Second, grief unites us in spite of our differences, and (I suspect) with more meaningful bonds than happiness. Let me explain.
He writes the following about a daughter whose mother disappeared:
"For a long time after she left, Jill found herself overwhelmed by a childlike hunger for her mother's presence. She missed everything about the woman, even the things that used to drive her crazy - her off key singing, her insistence that whole-wheat pasta tasted just as good as the regular kind, her inability to follow the story line of even the simplest TV show. ..Spasms of wild longing would strike out of nowhere...leaving her dazed and weepy...She eventually stopped crying herself to sleep, stopped writing long, desperate letters asking her mother to please come home..."

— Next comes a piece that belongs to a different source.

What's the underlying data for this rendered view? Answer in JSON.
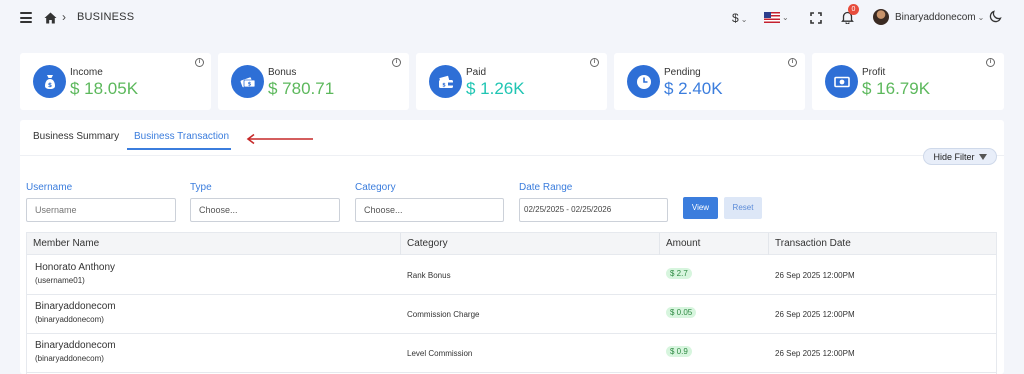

On the next page:
"These days, the only time Jill consistently missed her mother was first thing in the morning, when she was still half-asleep, unreconciled to the new day. It just didn't feel right, coming down for breakfast and not finding her at the table in her fuzzy gray robe, no one to hug her and whisper 'Hey, sleepyhead...'"

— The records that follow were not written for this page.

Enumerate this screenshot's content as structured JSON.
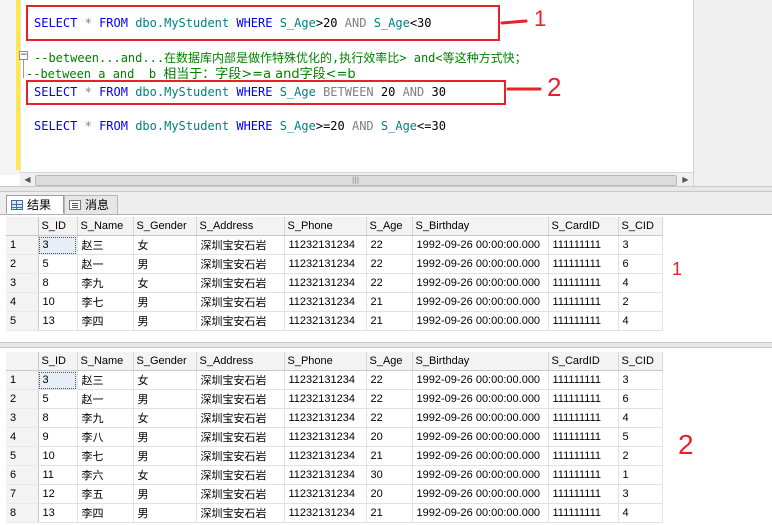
{
  "editor": {
    "line1": {
      "kw1": "SELECT",
      "star": "*",
      "kw2": "FROM",
      "obj": "dbo.MyStudent",
      "kw3": "WHERE",
      "col1": "S_Age",
      "op1": ">20",
      "kw4": "AND",
      "col2": "S_Age",
      "op2": "<30"
    },
    "comment1": "--between...and...在数据库内部是做作特殊优化的,执行效率比> and<等这种方式快；",
    "comment2": {
      "part1": "--between a and  b ",
      "part2": "相当于：字段>=a and字段<=b"
    },
    "line2": {
      "kw1": "SELECT",
      "star": "*",
      "kw2": "FROM",
      "obj": "dbo.MyStudent",
      "kw3": "WHERE",
      "col": "S_Age",
      "kw4": "BETWEEN",
      "v1": "20",
      "kw5": "AND",
      "v2": "30"
    },
    "line3": {
      "kw1": "SELECT",
      "star": "*",
      "kw2": "FROM",
      "obj": "dbo.MyStudent",
      "kw3": "WHERE",
      "col1": "S_Age",
      "op1": ">=20",
      "kw4": "AND",
      "col2": "S_Age",
      "op2": "<=30"
    },
    "annotation1": "1",
    "annotation2": "2",
    "collapse_glyph": "−",
    "scroll_grip": "|||"
  },
  "tabs": {
    "results_label": "结果",
    "messages_label": "消息"
  },
  "grid_annotations": {
    "first": "1",
    "second": "2"
  },
  "grid1": {
    "columns": [
      "",
      "S_ID",
      "S_Name",
      "S_Gender",
      "S_Address",
      "S_Phone",
      "S_Age",
      "S_Birthday",
      "S_CardID",
      "S_CID"
    ],
    "rows": [
      [
        "1",
        "3",
        "赵三",
        "女",
        "深圳宝安石岩",
        "11232131234",
        "22",
        "1992-09-26 00:00:00.000",
        "111111111",
        "3"
      ],
      [
        "2",
        "5",
        "赵一",
        "男",
        "深圳宝安石岩",
        "11232131234",
        "22",
        "1992-09-26 00:00:00.000",
        "111111111",
        "6"
      ],
      [
        "3",
        "8",
        "李九",
        "女",
        "深圳宝安石岩",
        "11232131234",
        "22",
        "1992-09-26 00:00:00.000",
        "111111111",
        "4"
      ],
      [
        "4",
        "10",
        "李七",
        "男",
        "深圳宝安石岩",
        "11232131234",
        "21",
        "1992-09-26 00:00:00.000",
        "111111111",
        "2"
      ],
      [
        "5",
        "13",
        "李四",
        "男",
        "深圳宝安石岩",
        "11232131234",
        "21",
        "1992-09-26 00:00:00.000",
        "111111111",
        "4"
      ]
    ]
  },
  "grid2": {
    "columns": [
      "",
      "S_ID",
      "S_Name",
      "S_Gender",
      "S_Address",
      "S_Phone",
      "S_Age",
      "S_Birthday",
      "S_CardID",
      "S_CID"
    ],
    "rows": [
      [
        "1",
        "3",
        "赵三",
        "女",
        "深圳宝安石岩",
        "11232131234",
        "22",
        "1992-09-26 00:00:00.000",
        "111111111",
        "3"
      ],
      [
        "2",
        "5",
        "赵一",
        "男",
        "深圳宝安石岩",
        "11232131234",
        "22",
        "1992-09-26 00:00:00.000",
        "111111111",
        "6"
      ],
      [
        "3",
        "8",
        "李九",
        "女",
        "深圳宝安石岩",
        "11232131234",
        "22",
        "1992-09-26 00:00:00.000",
        "111111111",
        "4"
      ],
      [
        "4",
        "9",
        "李八",
        "男",
        "深圳宝安石岩",
        "11232131234",
        "20",
        "1992-09-26 00:00:00.000",
        "111111111",
        "5"
      ],
      [
        "5",
        "10",
        "李七",
        "男",
        "深圳宝安石岩",
        "11232131234",
        "21",
        "1992-09-26 00:00:00.000",
        "111111111",
        "2"
      ],
      [
        "6",
        "11",
        "李六",
        "女",
        "深圳宝安石岩",
        "11232131234",
        "30",
        "1992-09-26 00:00:00.000",
        "111111111",
        "1"
      ],
      [
        "7",
        "12",
        "李五",
        "男",
        "深圳宝安石岩",
        "11232131234",
        "20",
        "1992-09-26 00:00:00.000",
        "111111111",
        "3"
      ],
      [
        "8",
        "13",
        "李四",
        "男",
        "深圳宝安石岩",
        "11232131234",
        "21",
        "1992-09-26 00:00:00.000",
        "111111111",
        "4"
      ]
    ]
  },
  "colors": {
    "annotation": "#e8202a",
    "keyword": "#0000ff",
    "comment": "#008000",
    "object": "#008080"
  }
}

A father whose son disappeared notes an unusual event:
"One night, my son came to me in a dream. You know how sometimes you see people in dreams, and it's not really them, but somehow it is them? Well, this wasn't like that. This was my son, clear as day..."
I get all three of those examples. They resonate with me. The "childlike hunger" for my dad's presence after he died; the desire to to hug him like Vincent hugs me now; the empty loneliness in the ordinary moments of life; the dreams that are both ethereal and real. I've been there.

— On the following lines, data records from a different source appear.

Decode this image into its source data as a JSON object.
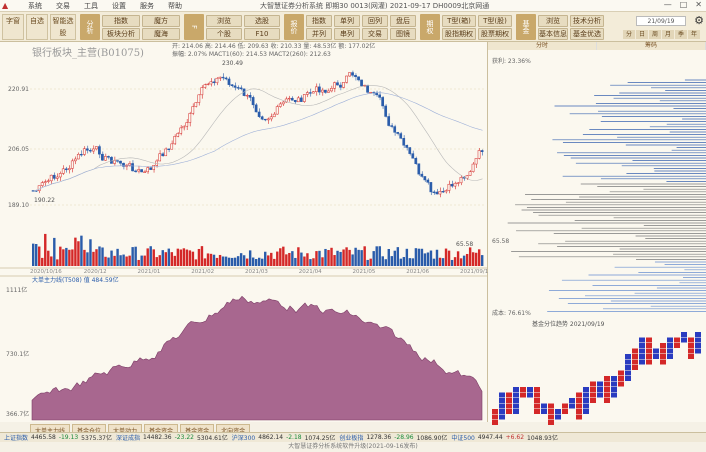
{
  "menu": {
    "items": [
      "系统",
      "交易",
      "工具",
      "设置",
      "服务",
      "帮助"
    ],
    "title": "大智慧证券分析系统  即期30 0013(网灌)  2021-09-17 DH0009北京网通"
  },
  "toolbar": {
    "left_tabs": [
      "字窗",
      "自选",
      "智能选股"
    ],
    "groups": [
      {
        "tab": "分析",
        "buttons": [
          "指数",
          "魔方",
          "板块分析",
          "魔海"
        ]
      },
      {
        "tab": "F",
        "buttons": [
          "浏览",
          "选股",
          "个股",
          "F10"
        ]
      },
      {
        "tab": "报价",
        "buttons": [
          "指数",
          "单列",
          "回列",
          "盘后",
          "并列",
          "串列",
          "交易",
          "图镜"
        ]
      },
      {
        "tab": "期权",
        "buttons": [
          "T型(箱)",
          "T型(股)",
          "股指期权",
          "股票期权"
        ]
      },
      {
        "tab": "基金",
        "buttons": [
          "浏览",
          "技术分析",
          "基本信息",
          "基金优选"
        ]
      }
    ],
    "date": "21/09/19",
    "periods": [
      "分",
      "日",
      "周",
      "月",
      "季",
      "年"
    ]
  },
  "main": {
    "title": "银行板块_主营(B01075)",
    "stats_line1": "开: 214.06 高: 214.46 低: 209.63 收: 210.33 量: 48.53亿 额: 177.02亿",
    "stats_line2": "振幅: 2.07% MACT1(60): 214.53 MACT2(260): 212.63",
    "high_label": "230.49",
    "low_label": "190.22",
    "price_ticks": [
      "220.91",
      "206.05",
      "189.10"
    ],
    "vol_label": "成交量",
    "vol_value": "65.58",
    "x_ticks": [
      "2020/10/16",
      "2020/12",
      "2021/01",
      "2021/02",
      "2021/03",
      "2021/04",
      "2021/05",
      "2021/06",
      "2021/09/19"
    ],
    "sub_title": "大单主力线(T508) 值 484.59亿",
    "sub_ticks": [
      "1111亿",
      "730.1亿",
      "366.7亿"
    ]
  },
  "right": {
    "tabs": [
      "分时",
      "筹码"
    ],
    "profit_label": "获利: 23.36%",
    "avg_label": "65.58",
    "cost_label": "成本: 76.61%",
    "fund_title": "基金分位趋势 2021/09/19"
  },
  "bottom_tabs": [
    "大单主力线",
    "基金仓位",
    "大单动力",
    "基金资金",
    "基金资金",
    "北向资金"
  ],
  "status": [
    {
      "name": "上证指数",
      "value": "4465.58",
      "change": "-19.13",
      "extra": "5375.37亿",
      "dir": "neg"
    },
    {
      "name": "深证成指",
      "value": "14482.36",
      "change": "-23.22",
      "extra": "5304.61亿",
      "dir": "neg"
    },
    {
      "name": "沪深300",
      "value": "4862.14",
      "change": "-2.18",
      "extra": "1074.25亿",
      "dir": "neg"
    },
    {
      "name": "创业板指",
      "value": "1278.36",
      "change": "-28.96",
      "extra": "1086.90亿",
      "dir": "neg"
    },
    {
      "name": "中证500",
      "value": "4947.44",
      "change": "+6.62",
      "extra": "1048.93亿",
      "dir": "pos"
    }
  ],
  "footer": "大智慧证券分析系统软件升级(2021-09-16发布)",
  "colors": {
    "up": "#d42828",
    "down": "#2a5caa",
    "vol_up": "#d42828",
    "vol_down": "#2a5caa",
    "area": "#a8678f",
    "grid": "#e0d8c0"
  }
}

If Tom had written a clever story about laughter while rafting down a river, I would have felt connected with him to some degree, but not like I did. Good times are good - thus the label - but hard times are cohesive in ways good times aren't. When I talked with him in the book signing line, I discovered we both have lost fathers. Ahh, that explains it. In spite of very different lives, we have shared the "childlike hunger" and the ordinary moments of loss, and the dreams.
I was thinking on the drive home that my best friendships have been forged through the furnace of grief and hardship. The friends who never seem far away are the ones whose lives intertwined with mine when the going was tough. Tim, who cried with me (and I with him) when our lives hit some rough spots; Clint, who gave a lot of money, time and friendship when my Dad died; Don, who lost a brother to cancer and allowed me into his spiritual journey in the aftermath; Ben, who helped me through a breakdown before I walked with him through his tumor.... the list goes on.
I wonder if that's why Jesus was "a man of sorrows, and acquainted with grief" (Isaiah 53:3). If we are looking for a God with whom to identify in the midst of life's struggles, we don't need a laughing Savior. We are not looking for the assurance that God understands our lives when we are at a party, or enjoying a sunrise, or enjoying a solid meal with friends. A Jesus who was a "man of laughter, acquainted with happiness" would be good - and he certainly laughed and was happy - but if that was our primary memory of his life here, would we really turn to him when the bottom drops out?
When we "bear each others burdens" (Galatians 6:2) - when we weep with those who weep - we fulfill the law of Christ, which means we love God and others (Matthew 22:37). And that's a good thing, even if it is best experienced in the midst of pain.